Paul W.S. Anderson
Paul W.S. Anderson
Milla Jovovich as Alice
Michelle Rodriguez as Rain Ocampo
Eric Mabius as Matt Addison
James Purefoy as Spence Parks
By The Zombie Master, Lee Roberts
I will go on the record and say that I am not a gamer. I had not been living under a rock so I did know that Resident Evil was supposed to be taken from a video game. However, having never played it, I had no preconceived knowledge of any back story when I sat down to partake of the random carnage. I just wanted to see a zombie film. And a zombie film I saw.
Resident Evil starts by telling us about a large company (Umbrella Corporation) that has monopolized certain areas of everyday life, including healthcare, to the point that they have a very strong lobby in the government. They also have a super-secret research and development division, called the Hive, which is buried deep below Raccoon City, and there is some really nasty genetic and biological testing is going on there.
Somebody decides to steal some of this research and also decides to release an airborne virus (T-virus) inside the Hive – and it gets into the ventilation system.
Every super-secret facility also has got to have a super-secret super computer that controls everything within that facility, including security. This one happens to be called Red Queen. When Red Queen senses the T-virus in the air, she proceeds to lock down the Hive and kill everyone that is still inside.
Now we meet Alice (Milla Jovovich) was she awakens in a shower stall with amnesia. Not knowing where she is and how she got there Alice is further scared by the entrance of an elite special military unit that has been sent in to find out why Red Queen has gone homicidal.
Now back to the T-virus. This is a nasty little critter. It seems that this virus first kills, then reanimates the dead tissue. Can anybody tell me what that makes? Anyone? Anyone? That makes a zombie. (Yes, yes, yes) And for the rest of Resident Evil everyone is trying to escape from the Hive without getting bitten or eaten.
Resident Evil has its ups and downs, but overall it is not a bad addition to the zombie family (I have definitely seen worse). Writer and director Paul Anderson does a good job with staying true to the zombie lore:
• The zombies have a viable creation mechanism (virus),
• They have to die first then reanimate,
• Anyone bitten by them becomes a zombie themselves, and
• They can only be killed by a traumatic blow to the head. (I was so yelling at the screen when they were wondering why the zombies kept getting up after they were shot).
I thought the zombie dogs were just the cutest. (Hey Mom, look what followed me home) But there were a couple of things that will keep this one out of my personal top 20 list.
I did not think Resident Evil was gory enough.
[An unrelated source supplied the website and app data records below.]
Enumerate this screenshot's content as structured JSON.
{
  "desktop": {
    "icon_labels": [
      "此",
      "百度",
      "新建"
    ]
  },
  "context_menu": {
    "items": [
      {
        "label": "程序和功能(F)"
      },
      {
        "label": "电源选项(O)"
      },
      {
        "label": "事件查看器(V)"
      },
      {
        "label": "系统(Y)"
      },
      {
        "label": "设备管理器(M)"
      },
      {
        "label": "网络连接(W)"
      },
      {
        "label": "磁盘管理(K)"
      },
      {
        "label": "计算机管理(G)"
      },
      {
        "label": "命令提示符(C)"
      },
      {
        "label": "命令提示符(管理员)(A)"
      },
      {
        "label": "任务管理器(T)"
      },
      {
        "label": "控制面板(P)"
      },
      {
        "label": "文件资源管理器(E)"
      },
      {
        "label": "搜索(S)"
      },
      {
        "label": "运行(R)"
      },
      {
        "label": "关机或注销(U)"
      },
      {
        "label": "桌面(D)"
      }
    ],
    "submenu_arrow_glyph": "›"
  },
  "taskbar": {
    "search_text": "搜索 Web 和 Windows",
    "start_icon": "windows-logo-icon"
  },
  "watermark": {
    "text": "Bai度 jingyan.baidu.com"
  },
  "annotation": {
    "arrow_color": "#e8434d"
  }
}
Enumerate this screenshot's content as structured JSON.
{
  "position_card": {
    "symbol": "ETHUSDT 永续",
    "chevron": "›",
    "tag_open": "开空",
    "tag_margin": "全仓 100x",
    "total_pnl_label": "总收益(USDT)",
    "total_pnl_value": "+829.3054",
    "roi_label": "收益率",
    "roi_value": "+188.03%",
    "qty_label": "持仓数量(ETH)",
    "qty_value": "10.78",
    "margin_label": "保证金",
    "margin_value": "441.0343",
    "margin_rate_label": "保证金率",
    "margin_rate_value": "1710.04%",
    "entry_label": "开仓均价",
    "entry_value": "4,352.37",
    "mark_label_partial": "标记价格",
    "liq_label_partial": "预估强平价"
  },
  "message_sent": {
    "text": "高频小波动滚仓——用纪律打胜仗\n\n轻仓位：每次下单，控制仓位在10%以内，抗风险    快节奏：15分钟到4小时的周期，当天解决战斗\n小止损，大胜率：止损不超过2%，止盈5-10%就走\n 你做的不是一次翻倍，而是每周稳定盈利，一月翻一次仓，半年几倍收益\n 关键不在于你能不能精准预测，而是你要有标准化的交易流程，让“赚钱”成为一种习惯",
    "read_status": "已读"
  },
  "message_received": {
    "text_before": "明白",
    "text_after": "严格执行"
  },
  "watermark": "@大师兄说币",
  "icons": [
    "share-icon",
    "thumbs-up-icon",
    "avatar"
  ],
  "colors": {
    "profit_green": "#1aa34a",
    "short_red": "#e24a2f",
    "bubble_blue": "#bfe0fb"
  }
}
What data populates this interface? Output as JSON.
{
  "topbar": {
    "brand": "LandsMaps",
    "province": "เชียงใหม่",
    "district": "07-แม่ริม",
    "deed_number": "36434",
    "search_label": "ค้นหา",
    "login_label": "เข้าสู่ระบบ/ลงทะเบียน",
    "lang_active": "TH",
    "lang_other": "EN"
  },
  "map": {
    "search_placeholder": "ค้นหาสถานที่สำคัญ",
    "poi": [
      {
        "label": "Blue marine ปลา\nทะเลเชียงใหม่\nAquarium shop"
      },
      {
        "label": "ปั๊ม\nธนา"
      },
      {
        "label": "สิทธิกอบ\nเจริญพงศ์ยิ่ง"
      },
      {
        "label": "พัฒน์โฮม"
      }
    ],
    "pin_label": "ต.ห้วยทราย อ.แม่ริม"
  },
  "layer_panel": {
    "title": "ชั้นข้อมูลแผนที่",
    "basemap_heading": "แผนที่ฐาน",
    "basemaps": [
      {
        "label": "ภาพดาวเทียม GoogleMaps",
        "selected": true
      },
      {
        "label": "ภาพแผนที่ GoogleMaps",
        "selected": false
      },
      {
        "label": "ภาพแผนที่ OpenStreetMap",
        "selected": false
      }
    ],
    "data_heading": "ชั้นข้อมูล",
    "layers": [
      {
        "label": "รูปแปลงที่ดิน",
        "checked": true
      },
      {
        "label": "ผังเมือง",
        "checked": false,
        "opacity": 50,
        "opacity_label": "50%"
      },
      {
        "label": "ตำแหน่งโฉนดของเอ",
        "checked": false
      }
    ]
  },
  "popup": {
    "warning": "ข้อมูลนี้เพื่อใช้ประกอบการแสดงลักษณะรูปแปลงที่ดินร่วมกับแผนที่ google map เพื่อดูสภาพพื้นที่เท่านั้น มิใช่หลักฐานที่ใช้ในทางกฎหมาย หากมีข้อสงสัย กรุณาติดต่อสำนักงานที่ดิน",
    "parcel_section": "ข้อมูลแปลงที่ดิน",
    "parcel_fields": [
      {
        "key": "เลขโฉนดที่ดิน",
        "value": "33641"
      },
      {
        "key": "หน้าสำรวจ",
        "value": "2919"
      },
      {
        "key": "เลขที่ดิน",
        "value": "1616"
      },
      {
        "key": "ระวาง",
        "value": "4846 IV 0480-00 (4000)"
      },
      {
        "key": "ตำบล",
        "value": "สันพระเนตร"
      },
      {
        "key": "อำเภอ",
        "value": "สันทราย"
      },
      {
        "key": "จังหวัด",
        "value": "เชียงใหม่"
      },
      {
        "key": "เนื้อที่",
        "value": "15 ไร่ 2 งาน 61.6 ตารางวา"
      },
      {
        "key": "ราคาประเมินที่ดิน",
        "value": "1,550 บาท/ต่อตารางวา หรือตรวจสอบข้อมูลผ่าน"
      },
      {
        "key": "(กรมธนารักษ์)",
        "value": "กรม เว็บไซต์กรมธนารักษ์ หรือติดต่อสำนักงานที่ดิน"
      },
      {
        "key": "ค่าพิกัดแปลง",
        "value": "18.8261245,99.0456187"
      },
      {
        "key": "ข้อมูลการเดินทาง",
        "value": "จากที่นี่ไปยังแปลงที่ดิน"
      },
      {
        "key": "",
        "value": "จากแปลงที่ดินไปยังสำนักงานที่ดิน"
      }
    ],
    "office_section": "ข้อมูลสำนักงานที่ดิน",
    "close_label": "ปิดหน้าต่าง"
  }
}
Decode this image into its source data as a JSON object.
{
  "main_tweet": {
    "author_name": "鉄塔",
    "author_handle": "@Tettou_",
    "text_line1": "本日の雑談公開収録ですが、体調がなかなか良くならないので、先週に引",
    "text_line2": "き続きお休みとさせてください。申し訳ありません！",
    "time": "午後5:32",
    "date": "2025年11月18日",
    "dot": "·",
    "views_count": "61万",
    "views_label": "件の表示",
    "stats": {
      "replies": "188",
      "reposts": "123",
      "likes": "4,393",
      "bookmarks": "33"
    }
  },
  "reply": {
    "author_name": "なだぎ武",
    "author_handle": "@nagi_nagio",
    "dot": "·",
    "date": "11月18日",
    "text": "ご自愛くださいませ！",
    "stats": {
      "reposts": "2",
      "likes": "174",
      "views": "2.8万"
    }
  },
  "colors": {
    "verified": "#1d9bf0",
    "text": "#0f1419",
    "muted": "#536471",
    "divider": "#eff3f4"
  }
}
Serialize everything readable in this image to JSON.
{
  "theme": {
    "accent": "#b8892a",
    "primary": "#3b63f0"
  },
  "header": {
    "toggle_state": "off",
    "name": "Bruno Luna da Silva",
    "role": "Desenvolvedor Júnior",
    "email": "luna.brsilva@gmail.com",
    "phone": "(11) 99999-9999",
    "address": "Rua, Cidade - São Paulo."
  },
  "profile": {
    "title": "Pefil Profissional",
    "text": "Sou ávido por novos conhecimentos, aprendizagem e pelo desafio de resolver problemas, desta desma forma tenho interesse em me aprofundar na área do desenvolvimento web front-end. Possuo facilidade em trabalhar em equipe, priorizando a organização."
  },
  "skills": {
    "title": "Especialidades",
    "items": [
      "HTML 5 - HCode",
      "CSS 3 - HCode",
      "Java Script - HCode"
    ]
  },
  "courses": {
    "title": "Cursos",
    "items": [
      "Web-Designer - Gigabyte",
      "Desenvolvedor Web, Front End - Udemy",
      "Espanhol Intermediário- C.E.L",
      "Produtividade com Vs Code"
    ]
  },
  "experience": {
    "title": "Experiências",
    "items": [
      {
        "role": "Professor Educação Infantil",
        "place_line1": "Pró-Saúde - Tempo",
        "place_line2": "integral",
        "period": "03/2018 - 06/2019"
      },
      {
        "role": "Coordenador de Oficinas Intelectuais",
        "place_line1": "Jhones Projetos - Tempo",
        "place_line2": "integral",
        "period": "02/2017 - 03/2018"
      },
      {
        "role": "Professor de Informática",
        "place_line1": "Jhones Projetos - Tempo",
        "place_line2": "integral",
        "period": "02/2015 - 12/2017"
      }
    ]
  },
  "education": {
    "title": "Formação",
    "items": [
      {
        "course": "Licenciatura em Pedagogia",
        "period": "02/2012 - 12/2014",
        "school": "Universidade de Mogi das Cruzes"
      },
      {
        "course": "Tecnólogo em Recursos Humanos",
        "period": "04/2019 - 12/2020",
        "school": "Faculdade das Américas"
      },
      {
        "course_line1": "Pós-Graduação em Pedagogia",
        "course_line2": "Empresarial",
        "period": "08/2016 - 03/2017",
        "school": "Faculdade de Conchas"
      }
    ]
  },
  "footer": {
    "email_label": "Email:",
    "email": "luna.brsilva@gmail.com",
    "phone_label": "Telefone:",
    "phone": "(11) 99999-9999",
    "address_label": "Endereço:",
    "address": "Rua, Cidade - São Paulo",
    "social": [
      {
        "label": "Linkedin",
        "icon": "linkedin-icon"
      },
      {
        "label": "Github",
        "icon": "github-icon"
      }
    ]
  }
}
A zombie movie is, by its nature, gory. You expect to see certain things like zombies tearing someone apart and feasting on his or her innards. There should be appendages ripped off. There should be something to differentiate it from the rest of the horror genre. And what in the world was that freaky looking monster thing towards the end. That had to be part of the video game because I thought it was totally unnecessary for the story.
I would have loved to have seen what George Romero would have done to Resident Evil being that he was originally slated to both write and direct it. Paul Anderson on the other hand does not do a bad job and he throws in his own tribute to Romero in the end. Look for the newspaper headline that reads “The Dead Walk!” It is the same as in the beginning of Day of the Dead.
Resident Evil is a fun movie that is deserving of its place in the ever growing library of zombie films. Is it top 10 material? By no means, but it is an easy top 50.